A bill to require a partially elected school board in Baltimore County gained overwhelming approval this week from a Senate committee, and will now go to the full Senate for a vote.
Whether the eight-year effort by a group of county legislators and parents will have enough support to become law is still in question, but Sen. Bobby Zirkin, a Democrat from Pikesville, is more optimistic that it will pass this year.
A hearing for the House bill is scheduled for next week, said Del. John Olszewski Jr., a Dundalk Democrat who chairs the county’s House delegation.
Olszewski supports a fully elected school board and said there is “a lot of momentum behind a change.”
“We’ll see if this is the year this finally gets done,” he said, but added, “there were years past when I could’ve sworn that would be the year that it would happen.”

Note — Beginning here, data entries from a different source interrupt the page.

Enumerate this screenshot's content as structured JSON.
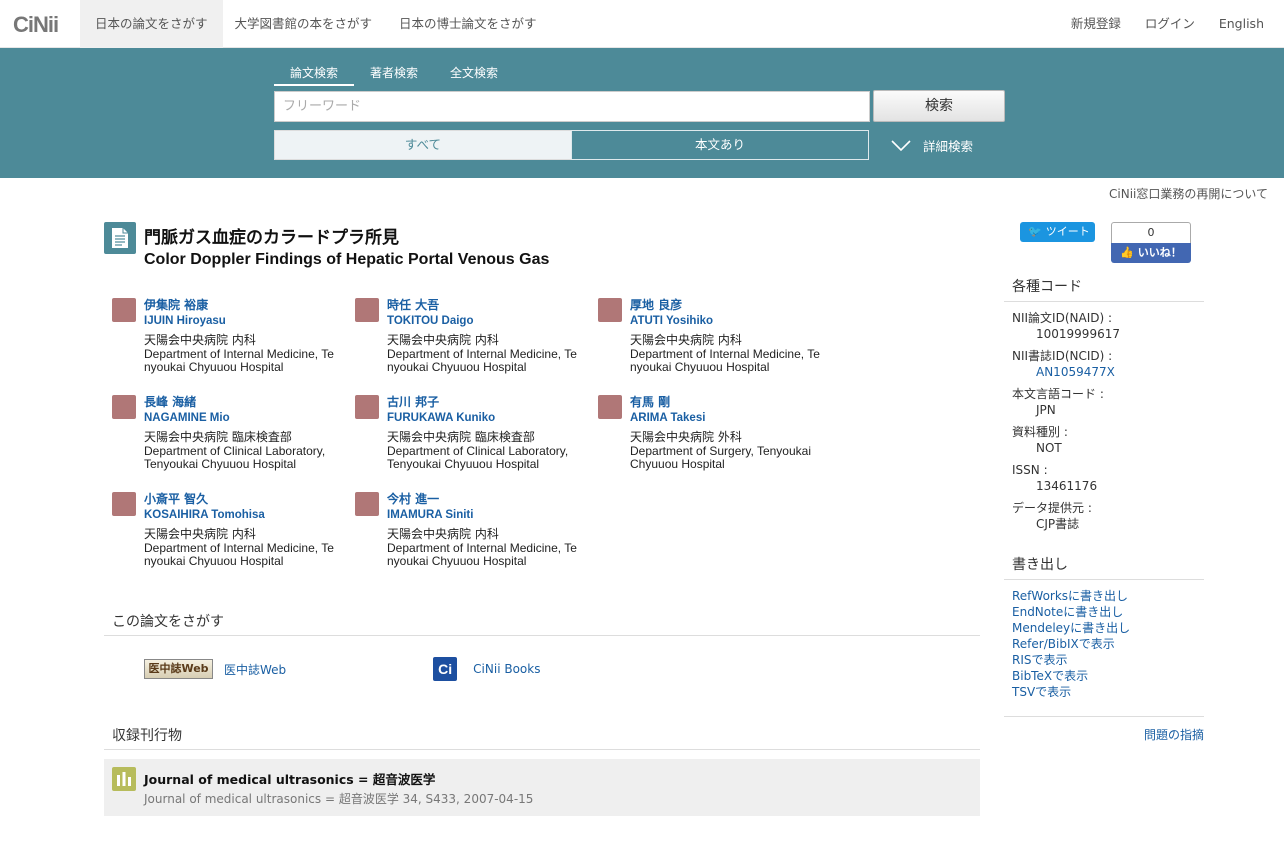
{
  "brand": {
    "logo": "CiNii"
  },
  "topnav": {
    "items": [
      "日本の論文をさがす",
      "大学図書館の本をさがす",
      "日本の博士論文をさがす"
    ]
  },
  "rightnav": {
    "register": "新規登録",
    "login": "ログイン",
    "language": "English"
  },
  "search": {
    "tabs": [
      "論文検索",
      "著者検索",
      "全文検索"
    ],
    "placeholder": "フリーワード",
    "button": "検索",
    "filter_all": "すべて",
    "filter_fulltext": "本文あり",
    "advanced": "詳細検索"
  },
  "notice": "CiNii窓口業務の再開について",
  "article": {
    "title_ja": "門脈ガス血症のカラードプラ所見",
    "title_en": "Color Doppler Findings of Hepatic Portal Venous Gas"
  },
  "authors": [
    {
      "name_ja": "伊集院 裕康",
      "name_en": "IJUIN Hiroyasu",
      "aff_ja": "天陽会中央病院 内科",
      "aff_en": "Department of Internal Medicine, Tenyoukai Chyuuou Hospital"
    },
    {
      "name_ja": "時任 大吾",
      "name_en": "TOKITOU Daigo",
      "aff_ja": "天陽会中央病院 内科",
      "aff_en": "Department of Internal Medicine, Tenyoukai Chyuuou Hospital"
    },
    {
      "name_ja": "厚地 良彦",
      "name_en": "ATUTI Yosihiko",
      "aff_ja": "天陽会中央病院 内科",
      "aff_en": "Department of Internal Medicine, Tenyoukai Chyuuou Hospital"
    },
    {
      "name_ja": "長峰 海緒",
      "name_en": "NAGAMINE Mio",
      "aff_ja": "天陽会中央病院 臨床検査部",
      "aff_en": "Department of Clinical Laboratory, Tenyoukai Chyuuou Hospital"
    },
    {
      "name_ja": "古川 邦子",
      "name_en": "FURUKAWA Kuniko",
      "aff_ja": "天陽会中央病院 臨床検査部",
      "aff_en": "Department of Clinical Laboratory, Tenyoukai Chyuuou Hospital"
    },
    {
      "name_ja": "有馬 剛",
      "name_en": "ARIMA Takesi",
      "aff_ja": "天陽会中央病院 外科",
      "aff_en": "Department of Surgery, Tenyoukai Chyuuou Hospital"
    },
    {
      "name_ja": "小斎平 智久",
      "name_en": "KOSAIHIRA Tomohisa",
      "aff_ja": "天陽会中央病院 内科",
      "aff_en": "Department of Internal Medicine, Tenyoukai Chyuuou Hospital"
    },
    {
      "name_ja": "今村 進一",
      "name_en": "IMAMURA Siniti",
      "aff_ja": "天陽会中央病院 内科",
      "aff_en": "Department of Internal Medicine, Tenyoukai Chyuuou Hospital"
    }
  ],
  "find_section": {
    "heading": "この論文をさがす",
    "ichushi_logo": "医中誌Web",
    "ichushi_link": "医中誌Web",
    "cinii_books_logo": "Ci",
    "cinii_books_link": "CiNii Books"
  },
  "journal_section": {
    "heading": "収録刊行物",
    "title": "Journal of medical ultrasonics = 超音波医学",
    "detail": "Journal of medical ultrasonics = 超音波医学 34, S433, 2007-04-15"
  },
  "social": {
    "tweet": "ツイート",
    "like_count": "0",
    "like": "いいね！"
  },
  "codes": {
    "heading": "各種コード",
    "items": [
      {
        "key": "NII論文ID(NAID) :",
        "value": "10019999617",
        "link": false
      },
      {
        "key": "NII書誌ID(NCID) :",
        "value": "AN1059477X",
        "link": true
      },
      {
        "key": "本文言語コード :",
        "value": "JPN",
        "link": false
      },
      {
        "key": "資料種別 :",
        "value": "NOT",
        "link": false
      },
      {
        "key": "ISSN :",
        "value": "13461176",
        "link": false
      },
      {
        "key": "データ提供元 :",
        "value": "CJP書誌",
        "link": false
      }
    ]
  },
  "exports": {
    "heading": "書き出し",
    "items": [
      "RefWorksに書き出し",
      "EndNoteに書き出し",
      "Mendeleyに書き出し",
      "Refer/BibIXで表示",
      "RISで表示",
      "BibTeXで表示",
      "TSVで表示"
    ]
  },
  "report": "問題の指摘",
  "colors": {
    "band": "#4d8a98",
    "link": "#1a5fa3",
    "author_avatar": "#b07777",
    "journal_icon": "#b7bc5c"
  }
}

County Executive Kevin Kamenetz remains opposed. “There are well-meaning people on both sides of this issue. I happen to believe that Baltimore County has an outstanding school board, and it is a board that has been immune to the political infighting that often characterizes elected boards,” Kamenetz said in a statement.
Kamenetz currently has a significant say in who is appointed to the school board because he recommends names to the governor, who makes the final decision. Zirkin said that gives the county executive too much influence over the school board.
“In general, appointed school boards tend to be less willing to fight against the people who gave them those positions in the first place,” Zirkin said. “We want a school board that is demanding more. We want a school board that is demanding change and demanding more because that is what is good for our children.”
Nearly all school boards in the state have at least some elected members.
firstname.lastname@example.orgCopyright © 2015, The Baltimore Sun